All the data should come back exactly as it was given.

> [Extracted records]:
====

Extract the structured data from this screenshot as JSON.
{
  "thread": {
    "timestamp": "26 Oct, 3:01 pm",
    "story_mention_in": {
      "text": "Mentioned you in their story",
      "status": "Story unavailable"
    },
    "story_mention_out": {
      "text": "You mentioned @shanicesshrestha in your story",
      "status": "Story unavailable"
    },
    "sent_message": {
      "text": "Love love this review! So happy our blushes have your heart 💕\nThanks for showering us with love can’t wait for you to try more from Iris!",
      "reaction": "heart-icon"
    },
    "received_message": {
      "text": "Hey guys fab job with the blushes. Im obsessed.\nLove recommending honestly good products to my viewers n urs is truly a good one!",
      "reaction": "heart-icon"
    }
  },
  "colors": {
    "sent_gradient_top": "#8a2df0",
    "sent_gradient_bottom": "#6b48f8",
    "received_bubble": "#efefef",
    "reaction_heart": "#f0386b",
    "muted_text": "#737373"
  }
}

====

> [Task output]:
Extract the structured data from this screenshot as JSON.
{
  "thread": {
    "timestamp": "26 Oct, 3:01 pm",
    "story_mention_in": {
      "text": "Mentioned you in their story",
      "status": "Story unavailable"
    },
    "story_mention_out": {
      "text": "You mentioned @shanicesshrestha in your story",
      "status": "Story unavailable"
    },
    "sent_message": {
      "text": "Love love this review! So happy our blushes have your heart 💕\nThanks for showering us with love can’t wait for you to try more from Iris!",
      "reaction": "heart-icon"
    },
    "received_message": {
      "text": "Hey guys fab job with the blushes. Im obsessed.\nLove recommending honestly good products to my viewers n urs is truly a good one!",
      "reaction": "heart-icon"
    }
  },
  "colors": {
    "sent_gradient_top": "#8a2df0",
    "sent_gradient_bottom": "#6b48f8",
    "received_bubble": "#efefef",
    "reaction_heart": "#f0386b",
    "muted_text": "#737373"
  }
}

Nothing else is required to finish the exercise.